“The PI Group is also paying its rates and taxes, which are vital in supporting the sustainability of municipalities countrywide and by extension supporting the grass level communities and households among which both property and retail sectors conduct business,” it noted.
The landlord alliance has also stipulated that as part of its assistance and relief guidelines, all tenants with accounts in good standing at 29 February 2020, will not be evicted during the lockdown period and will qualify for some form of assistance from participating landlords.
“Retailers would need to apply to their landlords directly for assistance. Each participating landlord can offer additional relief and support on a case-by-case basis at their discretion. However, the guideline for retail SMMEs is the minimum that qualifying retailers can expect from participating landlords,” it said.
De Klerk says the updated retailer assistance and relief guidelines will come at an enormous cost to the property industry, which faces its own “ominous” set of challenges.
“SA’s property sector has voluntarily committed to the relief guidelines even though it hasn’t received any sources of relief, and we’re shouldering our share of the pain,” he adds.

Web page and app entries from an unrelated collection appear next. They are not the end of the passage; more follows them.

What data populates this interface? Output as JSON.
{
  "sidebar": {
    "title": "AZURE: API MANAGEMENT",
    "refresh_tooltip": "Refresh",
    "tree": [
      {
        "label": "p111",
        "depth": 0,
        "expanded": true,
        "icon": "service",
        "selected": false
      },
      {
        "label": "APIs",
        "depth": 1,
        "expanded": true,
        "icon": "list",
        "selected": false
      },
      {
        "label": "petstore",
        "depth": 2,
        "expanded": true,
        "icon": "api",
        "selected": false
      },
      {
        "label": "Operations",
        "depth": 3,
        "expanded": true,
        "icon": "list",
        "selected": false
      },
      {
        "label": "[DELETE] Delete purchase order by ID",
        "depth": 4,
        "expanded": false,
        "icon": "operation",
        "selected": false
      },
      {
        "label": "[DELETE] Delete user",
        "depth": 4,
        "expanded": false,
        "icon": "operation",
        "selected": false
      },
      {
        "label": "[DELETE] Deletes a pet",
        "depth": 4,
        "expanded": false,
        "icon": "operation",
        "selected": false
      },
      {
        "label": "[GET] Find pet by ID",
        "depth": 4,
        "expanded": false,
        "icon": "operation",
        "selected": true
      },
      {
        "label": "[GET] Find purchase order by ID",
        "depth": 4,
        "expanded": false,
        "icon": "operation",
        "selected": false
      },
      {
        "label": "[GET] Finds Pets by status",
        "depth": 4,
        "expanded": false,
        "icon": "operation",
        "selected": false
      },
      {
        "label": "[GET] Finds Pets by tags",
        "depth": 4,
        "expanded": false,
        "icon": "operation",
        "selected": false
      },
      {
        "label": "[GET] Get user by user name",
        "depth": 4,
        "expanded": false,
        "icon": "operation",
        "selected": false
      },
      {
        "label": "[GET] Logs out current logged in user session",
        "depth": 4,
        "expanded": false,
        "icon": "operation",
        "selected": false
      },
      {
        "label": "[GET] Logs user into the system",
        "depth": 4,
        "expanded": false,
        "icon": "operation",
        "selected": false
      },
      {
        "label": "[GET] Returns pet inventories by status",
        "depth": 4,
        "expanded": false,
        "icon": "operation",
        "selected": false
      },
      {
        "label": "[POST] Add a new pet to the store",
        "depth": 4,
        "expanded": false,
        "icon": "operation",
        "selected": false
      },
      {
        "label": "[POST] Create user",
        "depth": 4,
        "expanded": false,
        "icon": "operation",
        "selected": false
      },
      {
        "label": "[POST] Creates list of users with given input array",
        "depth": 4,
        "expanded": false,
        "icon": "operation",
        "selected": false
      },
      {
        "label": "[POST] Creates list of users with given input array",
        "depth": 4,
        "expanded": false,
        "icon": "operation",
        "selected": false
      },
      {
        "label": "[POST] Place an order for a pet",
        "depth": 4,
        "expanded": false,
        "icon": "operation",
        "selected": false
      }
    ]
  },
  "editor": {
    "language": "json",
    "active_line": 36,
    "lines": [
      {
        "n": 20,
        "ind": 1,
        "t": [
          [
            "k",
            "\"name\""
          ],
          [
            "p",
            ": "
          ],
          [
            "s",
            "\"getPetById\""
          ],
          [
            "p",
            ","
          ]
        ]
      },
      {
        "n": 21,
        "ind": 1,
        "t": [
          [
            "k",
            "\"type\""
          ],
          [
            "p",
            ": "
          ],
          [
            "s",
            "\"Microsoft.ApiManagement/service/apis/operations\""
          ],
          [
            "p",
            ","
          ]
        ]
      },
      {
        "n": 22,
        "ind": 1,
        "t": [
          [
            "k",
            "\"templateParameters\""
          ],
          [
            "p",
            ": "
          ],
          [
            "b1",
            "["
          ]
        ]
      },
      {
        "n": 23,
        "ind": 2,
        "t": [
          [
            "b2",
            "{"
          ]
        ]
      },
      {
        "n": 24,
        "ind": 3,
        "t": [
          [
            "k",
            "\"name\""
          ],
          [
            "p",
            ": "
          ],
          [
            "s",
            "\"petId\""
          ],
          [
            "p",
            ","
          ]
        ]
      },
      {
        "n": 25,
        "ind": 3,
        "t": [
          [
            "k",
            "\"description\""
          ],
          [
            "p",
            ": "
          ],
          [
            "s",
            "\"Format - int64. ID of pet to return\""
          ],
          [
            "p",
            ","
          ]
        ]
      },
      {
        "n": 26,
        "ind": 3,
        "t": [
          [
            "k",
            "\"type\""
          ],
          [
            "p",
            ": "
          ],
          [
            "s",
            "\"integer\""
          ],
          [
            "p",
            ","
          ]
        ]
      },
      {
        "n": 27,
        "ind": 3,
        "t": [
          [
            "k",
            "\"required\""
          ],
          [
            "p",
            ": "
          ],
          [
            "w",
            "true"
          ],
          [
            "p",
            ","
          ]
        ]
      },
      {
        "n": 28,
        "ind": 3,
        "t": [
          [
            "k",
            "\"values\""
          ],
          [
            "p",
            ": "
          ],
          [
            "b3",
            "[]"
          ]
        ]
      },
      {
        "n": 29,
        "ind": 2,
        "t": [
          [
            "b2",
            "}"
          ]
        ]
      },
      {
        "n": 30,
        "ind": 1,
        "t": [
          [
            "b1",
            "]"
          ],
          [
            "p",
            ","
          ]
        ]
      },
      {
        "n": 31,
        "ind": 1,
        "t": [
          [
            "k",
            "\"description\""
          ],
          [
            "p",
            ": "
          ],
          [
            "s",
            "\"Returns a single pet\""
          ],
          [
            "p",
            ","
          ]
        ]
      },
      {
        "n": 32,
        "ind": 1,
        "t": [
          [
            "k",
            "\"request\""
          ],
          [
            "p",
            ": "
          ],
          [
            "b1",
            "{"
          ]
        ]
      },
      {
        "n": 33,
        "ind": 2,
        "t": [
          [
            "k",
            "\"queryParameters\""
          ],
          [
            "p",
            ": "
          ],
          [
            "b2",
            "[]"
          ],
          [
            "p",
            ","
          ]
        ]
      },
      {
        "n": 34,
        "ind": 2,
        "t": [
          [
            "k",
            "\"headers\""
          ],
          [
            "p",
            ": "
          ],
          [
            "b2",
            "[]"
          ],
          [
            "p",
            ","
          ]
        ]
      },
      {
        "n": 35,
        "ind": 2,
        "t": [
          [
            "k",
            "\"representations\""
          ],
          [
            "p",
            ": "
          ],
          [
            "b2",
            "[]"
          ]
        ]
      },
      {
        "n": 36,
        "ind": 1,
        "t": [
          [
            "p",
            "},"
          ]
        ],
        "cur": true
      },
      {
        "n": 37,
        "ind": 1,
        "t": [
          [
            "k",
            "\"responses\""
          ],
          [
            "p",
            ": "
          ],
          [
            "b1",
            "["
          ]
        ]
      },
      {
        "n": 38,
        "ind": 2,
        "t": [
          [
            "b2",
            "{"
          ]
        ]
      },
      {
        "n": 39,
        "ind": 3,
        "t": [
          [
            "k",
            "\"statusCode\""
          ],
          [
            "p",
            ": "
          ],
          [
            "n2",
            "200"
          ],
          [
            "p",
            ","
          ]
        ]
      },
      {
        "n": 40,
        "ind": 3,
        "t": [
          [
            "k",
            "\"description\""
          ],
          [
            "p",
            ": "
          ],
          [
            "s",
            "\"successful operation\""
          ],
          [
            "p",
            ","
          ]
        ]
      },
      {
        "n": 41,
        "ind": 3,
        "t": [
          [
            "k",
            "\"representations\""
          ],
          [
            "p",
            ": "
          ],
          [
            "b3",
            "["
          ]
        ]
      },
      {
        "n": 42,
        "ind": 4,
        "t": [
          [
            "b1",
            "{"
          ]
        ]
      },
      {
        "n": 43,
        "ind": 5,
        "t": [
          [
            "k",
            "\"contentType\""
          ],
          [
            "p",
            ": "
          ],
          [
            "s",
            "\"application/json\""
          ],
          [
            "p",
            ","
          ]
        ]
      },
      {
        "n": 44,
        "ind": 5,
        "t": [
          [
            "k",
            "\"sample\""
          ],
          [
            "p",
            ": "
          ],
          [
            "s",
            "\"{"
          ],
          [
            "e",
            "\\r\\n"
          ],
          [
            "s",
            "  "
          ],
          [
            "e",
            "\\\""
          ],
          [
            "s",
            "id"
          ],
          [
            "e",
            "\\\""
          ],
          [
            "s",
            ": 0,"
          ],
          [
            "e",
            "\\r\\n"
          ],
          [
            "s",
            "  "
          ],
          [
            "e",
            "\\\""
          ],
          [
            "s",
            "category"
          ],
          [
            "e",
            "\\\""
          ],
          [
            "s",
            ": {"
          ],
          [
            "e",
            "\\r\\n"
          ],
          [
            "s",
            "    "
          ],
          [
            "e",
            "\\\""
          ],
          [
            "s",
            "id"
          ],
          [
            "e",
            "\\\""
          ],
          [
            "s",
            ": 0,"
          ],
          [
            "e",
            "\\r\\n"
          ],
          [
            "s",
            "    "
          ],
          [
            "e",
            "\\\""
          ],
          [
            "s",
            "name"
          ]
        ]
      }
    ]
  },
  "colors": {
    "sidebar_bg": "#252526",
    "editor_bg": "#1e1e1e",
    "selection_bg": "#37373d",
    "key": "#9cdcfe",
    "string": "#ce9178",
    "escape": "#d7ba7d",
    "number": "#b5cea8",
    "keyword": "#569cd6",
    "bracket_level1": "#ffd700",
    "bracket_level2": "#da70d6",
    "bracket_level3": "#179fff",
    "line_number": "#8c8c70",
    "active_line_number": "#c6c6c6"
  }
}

“We are paying our full obligations while giving retail tenants substantial discounts and we have gone as far as we can in assisting retail tenants with our updated proposal. Our entire value chain is only as strong as the weakest link. If all the pressure continues to be placed on a single link, it will break and result in systemic collapse that will be felt in every household in SA,” De Klerk says.